- Transport: Assistance to get people to and from grocery shopping, medical appointments and other commitments
- Meals: Up to two meals per day
- Domestic care – House cleaning, laundry, Personnel Hygiene and yard maintenance
- Social Support Groups: Art and crafts, country activities and fishing
- Social Support Individual: Advocacy to mainstream services
All projects under the Bungala Pastoral umbrella aim to return under-used or un-used properties to their previous economic capacities, and to provide Work for the Dole opportunities for Aboriginal workers.
Emeroo Station is a 6.386 hectare property 15km outside of Port Augusta, a previously under-used pastoral property being restored to economic production under the Government funded North West Indigenous Pastoral Project. Through the project Aboriginal workers find employment and additional on the job training through building maintenance, fencing, construction and painting, to name a few. The old Emeroo Station Homestead has already been restored through the project, and is now used for training purposes.
Ostrich Farm, located adjacent to Emeroo Station, is a 4.966 hectare property and is undergoing a similar transformation after having been dormant for years, now offering multiple employment opportunities to Indigenous workers.
Work for the dole
Bungala works closely with local, State and Federal Governments as well as corporate and private entities to secure contracts that offer employment and training opportunities through the Work for the Dole Scheme.
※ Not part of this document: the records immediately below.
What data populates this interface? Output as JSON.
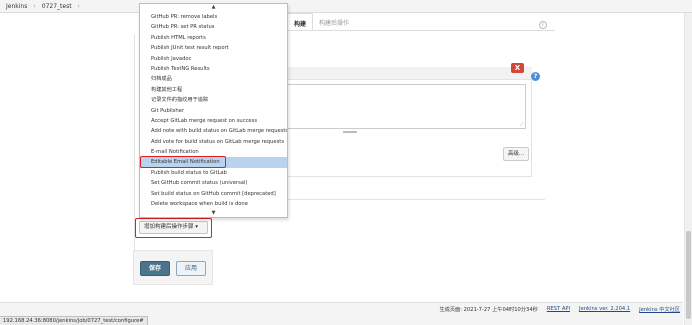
{
  "breadcrumb": {
    "items": [
      "Jenkins",
      "0727_test"
    ],
    "separator": "›"
  },
  "tabs": [
    {
      "label": "构建",
      "active": true
    },
    {
      "label": "构建后操作",
      "active": false
    }
  ],
  "dropdown": {
    "scroll_up": "▲",
    "scroll_down": "▼",
    "items": [
      "GitHub PR: remove labels",
      "GitHub PR: set PR status",
      "Publish HTML reports",
      "Publish JUnit test result report",
      "Publish Javadoc",
      "Publish TestNG Results",
      "归档成品",
      "构建其他工程",
      "记录文件的指纹用于追踪",
      "Git Publisher",
      "Accept GitLab merge request on success",
      "Add note with build status on GitLab merge requests",
      "Add vote for build status on GitLab merge requests",
      "E-mail Notification",
      "Editable Email Notification",
      "Publish build status to GitLab",
      "Set GitHub commit status (universal)",
      "Set build status on GitHub commit [deprecated]",
      "Delete workspace when build is done"
    ],
    "selected_index": 14
  },
  "panel": {
    "delete_label": "X",
    "help_label": "?",
    "advanced_label": "高级..."
  },
  "add_post_build_label": "增加构建后操作步骤 ▾",
  "actions": {
    "save_label": "保存",
    "apply_label": "应用"
  },
  "footer": {
    "status_url": "192.168.24.36:8080/jenkins/job/0727_test/configure#",
    "generated": "生成页面: 2021-7-27 上午04时10分34秒",
    "rest_api": "REST API",
    "version": "Jenkins ver. 2.204.1",
    "community": "Jenkins 中文社区"
  },
  "colors": {
    "accent_red": "#e02020",
    "save_button": "#4b758b",
    "selection": "#b9d3ee"
  }
}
This includes building maintenance, fencing, painting, water management and construction.